As she's in Knightsbridge, home to the sort of luxury brands Jaeger aspires to mimic, Ms Earl pops next door to Burberry's Scotch House store for a quick reccie. When it comes to giving tired old British brands - Jaeger was founded 122 years ago - a new lease of life, Burberry wrote the textbook. But because Jaeger's roots go deeper than the First World War trenches that formed such a crucial part of Burberry's heritage, Ms Earl believes its "opportunities are, if anything, broader".
(Jaeger's origins date back to the thesis espoused by a mid-19th century German scientist who wrote that people would be healthier if they avoided clothes made of vegetable fibres and dressed only in natural materials, such as wool. An Englishman, Lewis Tomalin, took up Gustave Jaeger's idea and the Tomalin family ran the business until selling out to Coats Patons in 1967.)
Now Ms Earl's day begins in earnest, as the first of the fashion hacks troop through the doors. Some 200-odd journalists will turn up today, and she finds their initial reaction a useful guide to what pieces will turn out to be big-sellers. For this autumn, the Jaeger London line is all about bold 1960s shapes and colours. It's all rather Edie Sedgwick, with its shift dresses and bold, graphic colours.
The day is not just about the press; at midday Ms Earl has an important meeting with some buying agencies that represent international department stores, such as Neiman Marcus in the US and Lane Crawford, the Harrods of Hong Kong. Canada's Holt Renfrew is also on her list, although she already has an "in" there seeing as it's part of Galen Weston's empire along with Selfridges, where Jaeger made retail history in the 1930s when it became the first company to open a concession in someone else's store.
She skips lunch, snacking instead on the canapes that are being handed round by suave waiters. It's handy that the food is going down well, because the same caterers will be in charge of the new café that is set to open in the Regent Street store as part of its £2m-plus makeover.
Now it's the turn of Jaeger's head office team to drop by. Everyone turns up, from the sample machinists and pattern cutters to branch managers and the guys in charge of quality assurance. Later on, after a trip back to her office to meet some key suppliers, some of Jaeger's partners turn up. As well as 47 stores, the group has 49 concessions in the more well-heeled department stores such as John Lewis and Selfridges. Debenhams, however, is not on that list.

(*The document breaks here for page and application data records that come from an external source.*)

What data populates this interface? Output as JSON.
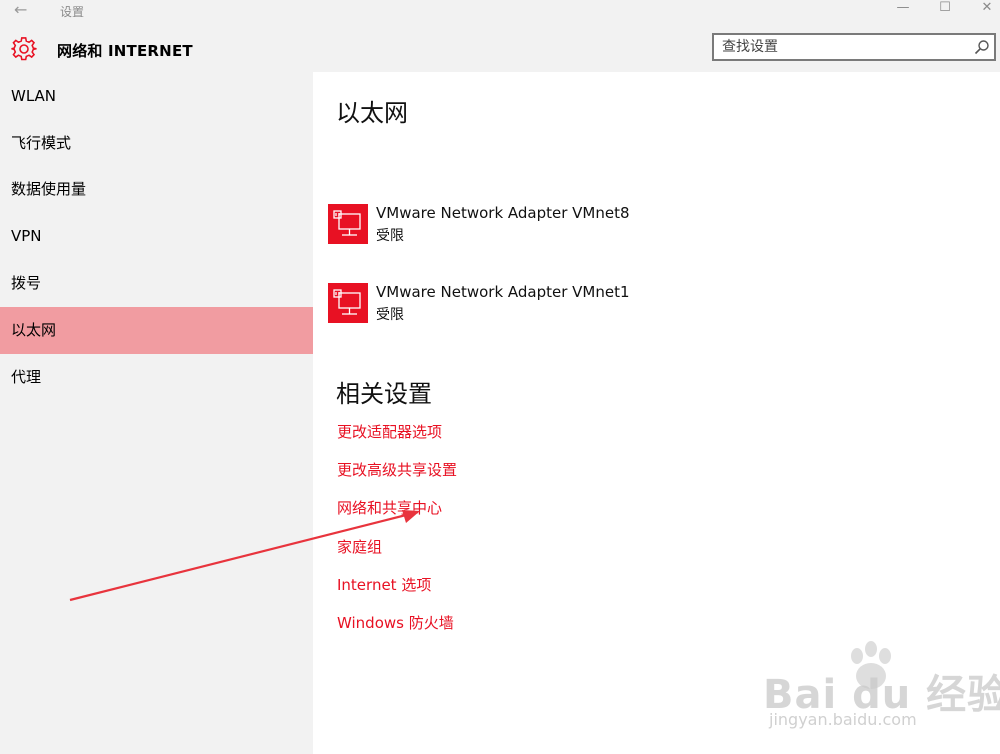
{
  "window": {
    "title": "设置",
    "min_glyph": "—",
    "max_glyph": "☐",
    "close_glyph": "✕",
    "back_glyph": "←"
  },
  "header": {
    "section_title": "网络和 INTERNET",
    "icon": "gear-icon"
  },
  "search": {
    "placeholder": "查找设置",
    "icon": "search-icon"
  },
  "sidebar": {
    "items": [
      {
        "label": "WLAN"
      },
      {
        "label": "飞行模式"
      },
      {
        "label": "数据使用量"
      },
      {
        "label": "VPN"
      },
      {
        "label": "拨号"
      },
      {
        "label": "以太网",
        "selected": true
      },
      {
        "label": "代理"
      }
    ]
  },
  "main": {
    "title": "以太网",
    "adapters": [
      {
        "name": "VMware Network Adapter VMnet8",
        "status": "受限",
        "icon": "ethernet-icon"
      },
      {
        "name": "VMware Network Adapter VMnet1",
        "status": "受限",
        "icon": "ethernet-icon"
      }
    ],
    "related_title": "相关设置",
    "related_links": [
      {
        "label": "更改适配器选项"
      },
      {
        "label": "更改高级共享设置"
      },
      {
        "label": "网络和共享中心"
      },
      {
        "label": "家庭组"
      },
      {
        "label": "Internet 选项"
      },
      {
        "label": "Windows 防火墙"
      }
    ]
  },
  "watermark": {
    "brand": "Bai du 经验",
    "url": "jingyan.baidu.com"
  },
  "colors": {
    "accent": "#e81123",
    "selected_bg": "#f19ca1",
    "sidebar_bg": "#f2f2f2",
    "annotation": "#e8343d"
  }
}
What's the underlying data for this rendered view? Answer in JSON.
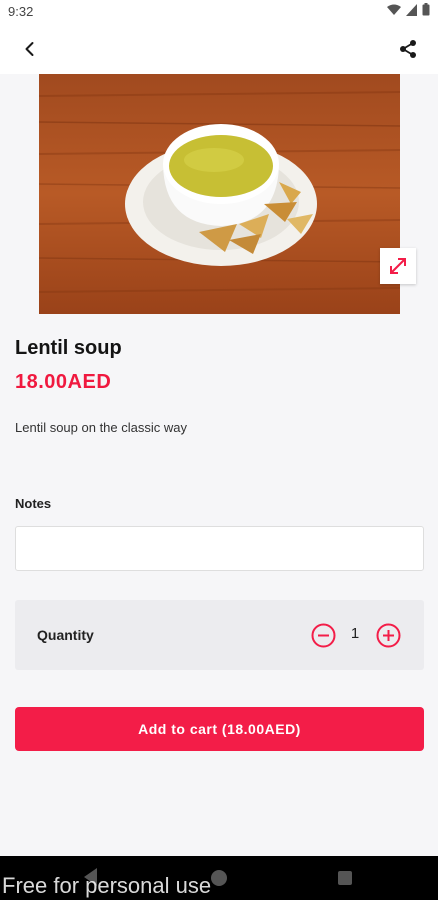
{
  "status_bar": {
    "time": "9:32"
  },
  "item": {
    "name": "Lentil soup",
    "price": "18.00AED",
    "description": "Lentil soup on the classic way"
  },
  "notes": {
    "label": "Notes",
    "value": "",
    "placeholder": ""
  },
  "quantity": {
    "label": "Quantity",
    "value": "1"
  },
  "cart": {
    "add_label": "Add to cart (18.00AED)"
  },
  "watermark": "Free for personal use",
  "icons": {
    "back": "arrow-back-icon",
    "share": "share-icon",
    "expand": "expand-icon",
    "minus": "minus-circle-icon",
    "plus": "plus-circle-icon"
  },
  "colors": {
    "accent": "#f31d48",
    "price": "#f0193f",
    "background": "#f6f6f8"
  }
}
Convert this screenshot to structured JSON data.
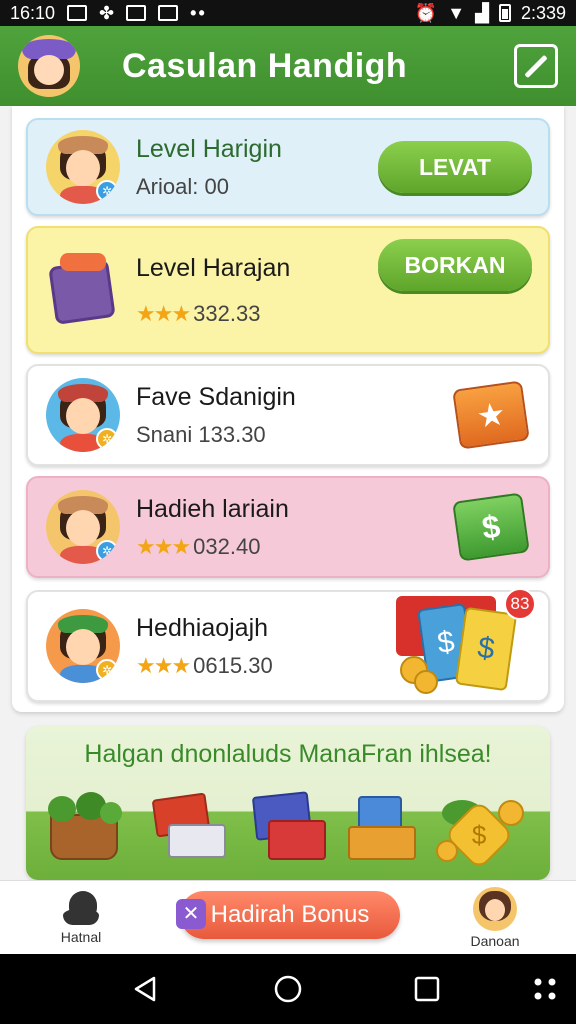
{
  "status_bar": {
    "time_left": "16:10",
    "time_right": "2:339"
  },
  "app_bar": {
    "title": "Casulan Handigh"
  },
  "cards": [
    {
      "title": "Level Harigin",
      "subtitle": "Arioal: 00",
      "button": "LEVAT",
      "bg": "#dff0f8",
      "accent": "#5cb8e6"
    },
    {
      "title": "Level Harajan",
      "subtitle": "332.33",
      "stars": "★★★",
      "button": "BORKAN",
      "bg": "#fbf3a6"
    },
    {
      "title": "Fave Sdanigin",
      "subtitle": "Snani  133.30",
      "bg": "#ffffff"
    },
    {
      "title": "Hadieh lariain",
      "subtitle": "032.40",
      "stars": "★★★",
      "bg": "#f6c9d9"
    },
    {
      "title": "Hedhiaojajh",
      "subtitle": "0615.30",
      "stars": "★★★",
      "badge_count": "83",
      "bg": "#ffffff"
    }
  ],
  "rewards": {
    "headline": "Halgan dnonlaluds ManaFran ihlsea!"
  },
  "bottom_nav": {
    "left_label": "Hatnal",
    "bonus_label": "Hadirah Bonus",
    "right_label": "Danoan"
  },
  "colors": {
    "app_bar_green": "#4fa33c",
    "button_green": "#6cb232",
    "bonus_orange": "#f07050",
    "star_gold": "#f2a516"
  }
}
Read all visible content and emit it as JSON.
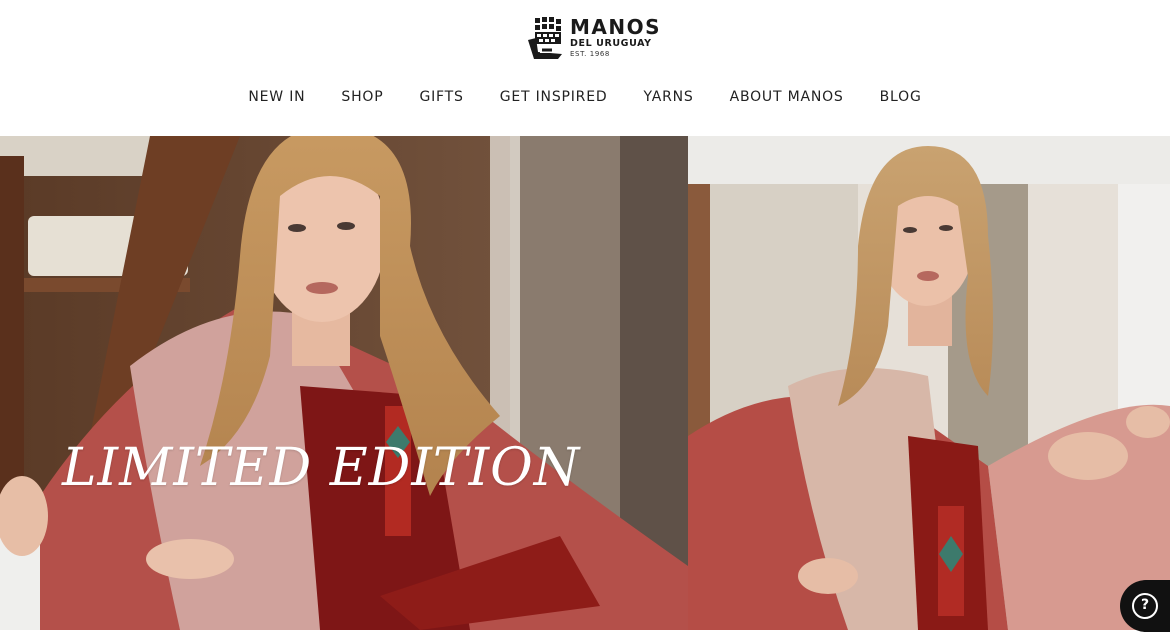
{
  "brand": {
    "name": "MANOS",
    "subtitle": "DEL URUGUAY",
    "established": "EST. 1968"
  },
  "nav": {
    "items": [
      {
        "label": "NEW IN"
      },
      {
        "label": "SHOP"
      },
      {
        "label": "GIFTS"
      },
      {
        "label": "GET INSPIRED"
      },
      {
        "label": "YARNS"
      },
      {
        "label": "ABOUT MANOS"
      },
      {
        "label": "BLOG"
      }
    ]
  },
  "hero": {
    "headline": "LIMITED EDITION"
  },
  "help": {
    "icon": "question-mark",
    "glyph": "?"
  },
  "colors": {
    "text": "#222222",
    "background": "#ffffff",
    "help_button": "#111111"
  }
}
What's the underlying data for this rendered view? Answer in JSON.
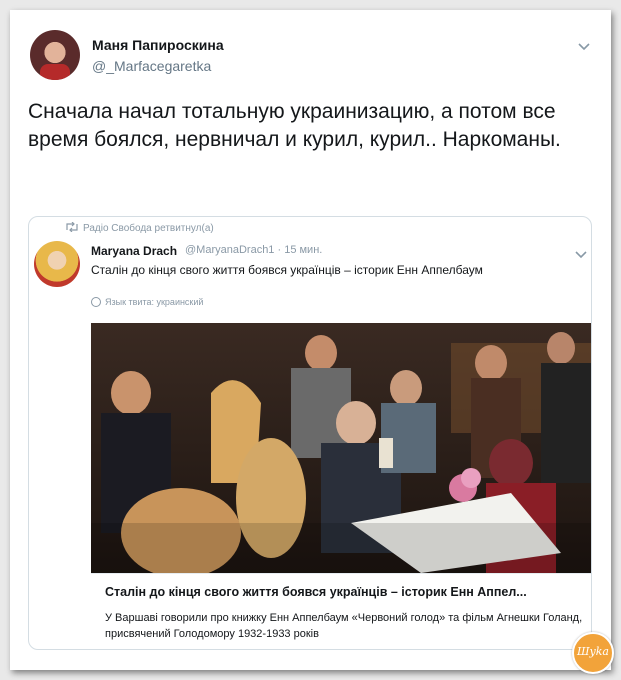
{
  "tweet": {
    "author_name": "Маня Папироскина",
    "author_handle": "@_Marfacegaretka",
    "text": "Сначала начал тотальную украинизацию, а потом все время боялся, нервничал и курил, курил.. Наркоманы."
  },
  "quoted": {
    "retweet_label": "Радіо Свобода ретвитнул(а)",
    "author_name": "Maryana Drach",
    "meta": "@MaryanaDrach1 · 15 мин.",
    "text": "Сталін до кінця свого життя боявся українців – історик Енн Аппелбаум",
    "language_label": "Язык твита: украинский",
    "card": {
      "title": "Сталін до кінця свого життя боявся українців – історик Енн Аппел...",
      "description": "У Варшаві говорили про книжку Енн Аппелбаум «Червоний голод» та фільм Агнешки Голанд, присвячений Голодомору 1932-1933 років"
    }
  },
  "icons": {
    "menu": "chevron-down-icon",
    "retweet": "retweet-icon",
    "language": "globe-icon"
  },
  "watermark": "Шyka",
  "colors": {
    "text": "#14171a",
    "muted": "#657786",
    "border": "#d4dde3",
    "watermark": "#f2a33a"
  }
}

Just as Debenhams' bankers sit down to make the tough call on where to price the shares - at the very bottom of their range as it turns out - Ms Earl is pausing for breath to take stock of the day with Mr Tillman.
The pair, who cut quite a dash a deux, relax over a glass of wine at the Mandarin Oriental. Her thoughts, she insist, do not stray to Debenhams.
"I was totally focused on Jaeger all day. The first I heard about it [the flotation] was when I picked up the newspapers the next day." With the day deemed a success, she catches the train back home.
It's gone 8.30pm by the time she gets back, which means she's missed that evening's bedtime story duty with her two young sons. A firm believer in the importance of "balance", she'll no doubt manage to make it up to them.Reuse content